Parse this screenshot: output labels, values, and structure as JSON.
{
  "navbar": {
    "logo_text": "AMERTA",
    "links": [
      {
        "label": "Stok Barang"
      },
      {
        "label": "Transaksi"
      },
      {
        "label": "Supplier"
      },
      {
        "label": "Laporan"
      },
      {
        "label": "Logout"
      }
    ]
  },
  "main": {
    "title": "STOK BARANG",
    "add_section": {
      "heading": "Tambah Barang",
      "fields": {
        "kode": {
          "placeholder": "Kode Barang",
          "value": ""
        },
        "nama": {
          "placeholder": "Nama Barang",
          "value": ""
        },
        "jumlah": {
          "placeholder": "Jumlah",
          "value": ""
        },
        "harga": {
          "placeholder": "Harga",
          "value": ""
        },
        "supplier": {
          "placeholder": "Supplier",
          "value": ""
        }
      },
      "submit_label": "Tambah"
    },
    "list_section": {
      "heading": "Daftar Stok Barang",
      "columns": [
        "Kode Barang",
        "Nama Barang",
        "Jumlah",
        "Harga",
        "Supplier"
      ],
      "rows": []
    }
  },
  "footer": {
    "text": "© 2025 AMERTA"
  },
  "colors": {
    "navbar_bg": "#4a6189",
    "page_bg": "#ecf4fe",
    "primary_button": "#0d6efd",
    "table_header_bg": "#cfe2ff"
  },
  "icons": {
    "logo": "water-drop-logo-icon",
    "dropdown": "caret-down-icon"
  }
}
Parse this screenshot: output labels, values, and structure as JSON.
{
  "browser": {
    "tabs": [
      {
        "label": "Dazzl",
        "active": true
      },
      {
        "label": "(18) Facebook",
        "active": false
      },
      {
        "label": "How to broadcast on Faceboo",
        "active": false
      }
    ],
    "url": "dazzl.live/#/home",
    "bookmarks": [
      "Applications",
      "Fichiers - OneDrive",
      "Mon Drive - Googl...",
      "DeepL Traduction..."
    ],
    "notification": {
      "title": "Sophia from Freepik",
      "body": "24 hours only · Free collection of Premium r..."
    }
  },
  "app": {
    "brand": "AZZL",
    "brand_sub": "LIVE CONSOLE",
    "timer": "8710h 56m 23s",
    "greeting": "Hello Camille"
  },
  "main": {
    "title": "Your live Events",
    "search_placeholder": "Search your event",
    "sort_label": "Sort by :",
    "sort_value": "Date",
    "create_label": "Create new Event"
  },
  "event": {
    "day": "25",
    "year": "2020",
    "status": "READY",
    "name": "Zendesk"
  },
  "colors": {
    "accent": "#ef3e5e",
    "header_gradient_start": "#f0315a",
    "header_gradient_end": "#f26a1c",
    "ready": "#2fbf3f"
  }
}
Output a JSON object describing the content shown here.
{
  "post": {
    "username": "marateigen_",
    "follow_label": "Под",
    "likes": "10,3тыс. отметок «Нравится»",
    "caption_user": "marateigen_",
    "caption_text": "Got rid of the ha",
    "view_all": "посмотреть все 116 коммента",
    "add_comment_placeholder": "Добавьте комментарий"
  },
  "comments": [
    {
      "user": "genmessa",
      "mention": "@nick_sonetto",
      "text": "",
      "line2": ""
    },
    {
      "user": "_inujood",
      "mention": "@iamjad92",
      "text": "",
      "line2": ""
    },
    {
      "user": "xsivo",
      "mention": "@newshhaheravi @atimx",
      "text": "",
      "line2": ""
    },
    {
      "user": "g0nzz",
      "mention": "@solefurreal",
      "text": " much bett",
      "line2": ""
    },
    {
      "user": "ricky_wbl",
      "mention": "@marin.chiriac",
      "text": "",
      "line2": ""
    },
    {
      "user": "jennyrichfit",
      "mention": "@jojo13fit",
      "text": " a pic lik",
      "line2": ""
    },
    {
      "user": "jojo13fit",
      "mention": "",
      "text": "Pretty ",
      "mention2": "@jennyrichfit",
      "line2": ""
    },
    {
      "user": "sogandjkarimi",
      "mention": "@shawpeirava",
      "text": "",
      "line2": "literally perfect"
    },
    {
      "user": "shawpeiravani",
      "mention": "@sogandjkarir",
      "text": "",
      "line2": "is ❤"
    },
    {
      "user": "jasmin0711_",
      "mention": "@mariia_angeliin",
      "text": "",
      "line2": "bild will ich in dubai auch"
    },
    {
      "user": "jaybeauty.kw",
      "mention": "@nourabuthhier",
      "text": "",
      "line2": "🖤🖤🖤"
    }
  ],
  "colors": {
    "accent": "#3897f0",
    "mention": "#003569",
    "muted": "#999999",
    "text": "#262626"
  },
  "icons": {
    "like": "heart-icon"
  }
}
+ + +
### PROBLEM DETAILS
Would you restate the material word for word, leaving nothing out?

### ANSWER TO THIS EXERCISE
Parse this screenshot: output labels, values, and structure as JSON.
{
  "navbar": {
    "logo_text": "AMERTA",
    "links": [
      {
        "label": "Stok Barang"
      },
      {
        "label": "Transaksi"
      },
      {
        "label": "Supplier"
      },
      {
        "label": "Laporan"
      },
      {
        "label": "Logout"
      }
    ]
  },
  "main": {
    "title": "STOK BARANG",
    "add_section": {
      "heading": "Tambah Barang",
      "fields": {
        "kode": {
          "placeholder": "Kode Barang",
          "value": ""
        },
        "nama": {
          "placeholder": "Nama Barang",
          "value": ""
        },
        "jumlah": {
          "placeholder": "Jumlah",
          "value": ""
        },
        "harga": {
          "placeholder": "Harga",
          "value": ""
        },
        "supplier": {
          "placeholder": "Supplier",
          "value": ""
        }
      },
      "submit_label": "Tambah"
    },
    "list_section": {
      "heading": "Daftar Stok Barang",
      "columns": [
        "Kode Barang",
        "Nama Barang",
        "Jumlah",
        "Harga",
        "Supplier"
      ],
      "rows": []
    }
  },
  "footer": {
    "text": "© 2025 AMERTA"
  },
  "colors": {
    "navbar_bg": "#4a6189",
    "page_bg": "#ecf4fe",
    "primary_button": "#0d6efd",
    "table_header_bg": "#cfe2ff"
  },
  "icons": {
    "logo": "water-drop-logo-icon",
    "dropdown": "caret-down-icon"
  }
}
Parse this screenshot: output labels, values, and structure as JSON.
{
  "browser": {
    "tabs": [
      {
        "label": "Dazzl",
        "active": true
      },
      {
        "label": "(18) Facebook",
        "active": false
      },
      {
        "label": "How to broadcast on Faceboo",
        "active": false
      }
    ],
    "url": "dazzl.live/#/home",
    "bookmarks": [
      "Applications",
      "Fichiers - OneDrive",
      "Mon Drive - Googl...",
      "DeepL Traduction..."
    ],
    "notification": {
      "title": "Sophia from Freepik",
      "body": "24 hours only · Free collection of Premium r..."
    }
  },
  "app": {
    "brand": "AZZL",
    "brand_sub": "LIVE CONSOLE",
    "timer": "8710h 56m 23s",
    "greeting": "Hello Camille"
  },
  "main": {
    "title": "Your live Events",
    "search_placeholder": "Search your event",
    "sort_label": "Sort by :",
    "sort_value": "Date",
    "create_label": "Create new Event"
  },
  "event": {
    "day": "25",
    "year": "2020",
    "status": "READY",
    "name": "Zendesk"
  },
  "colors": {
    "accent": "#ef3e5e",
    "header_gradient_start": "#f0315a",
    "header_gradient_end": "#f26a1c",
    "ready": "#2fbf3f"
  }
}
Output a JSON object describing the content shown here.
{
  "post": {
    "username": "marateigen_",
    "follow_label": "Под",
    "likes": "10,3тыс. отметок «Нравится»",
    "caption_user": "marateigen_",
    "caption_text": "Got rid of the ha",
    "view_all": "посмотреть все 116 коммента",
    "add_comment_placeholder": "Добавьте комментарий"
  },
  "comments": [
    {
      "user": "genmessa",
      "mention": "@nick_sonetto",
      "text": "",
      "line2": ""
    },
    {
      "user": "_inujood",
      "mention": "@iamjad92",
      "text": "",
      "line2": ""
    },
    {
      "user": "xsivo",
      "mention": "@newshhaheravi @atimx",
      "text": "",
      "line2": ""
    },
    {
      "user": "g0nzz",
      "mention": "@solefurreal",
      "text": " much bett",
      "line2": ""
    },
    {
      "user": "ricky_wbl",
      "mention": "@marin.chiriac",
      "text": "",
      "line2": ""
    },
    {
      "user": "jennyrichfit",
      "mention": "@jojo13fit",
      "text": " a pic lik",
      "line2": ""
    },
    {
      "user": "jojo13fit",
      "mention": "",
      "text": "Pretty ",
      "mention2": "@jennyrichfit",
      "line2": ""
    },
    {
      "user": "sogandjkarimi",
      "mention": "@shawpeirava",
      "text": "",
      "line2": "literally perfect"
    },
    {
      "user": "shawpeiravani",
      "mention": "@sogandjkarir",
      "text": "",
      "line2": "is ❤"
    },
    {
      "user": "jasmin0711_",
      "mention": "@mariia_angeliin",
      "text": "",
      "line2": "bild will ich in dubai auch"
    },
    {
      "user": "jaybeauty.kw",
      "mention": "@nourabuthhier",
      "text": "",
      "line2": "🖤🖤🖤"
    }
  ],
  "colors": {
    "accent": "#3897f0",
    "mention": "#003569",
    "muted": "#999999",
    "text": "#262626"
  },
  "icons": {
    "like": "heart-icon"
  }
}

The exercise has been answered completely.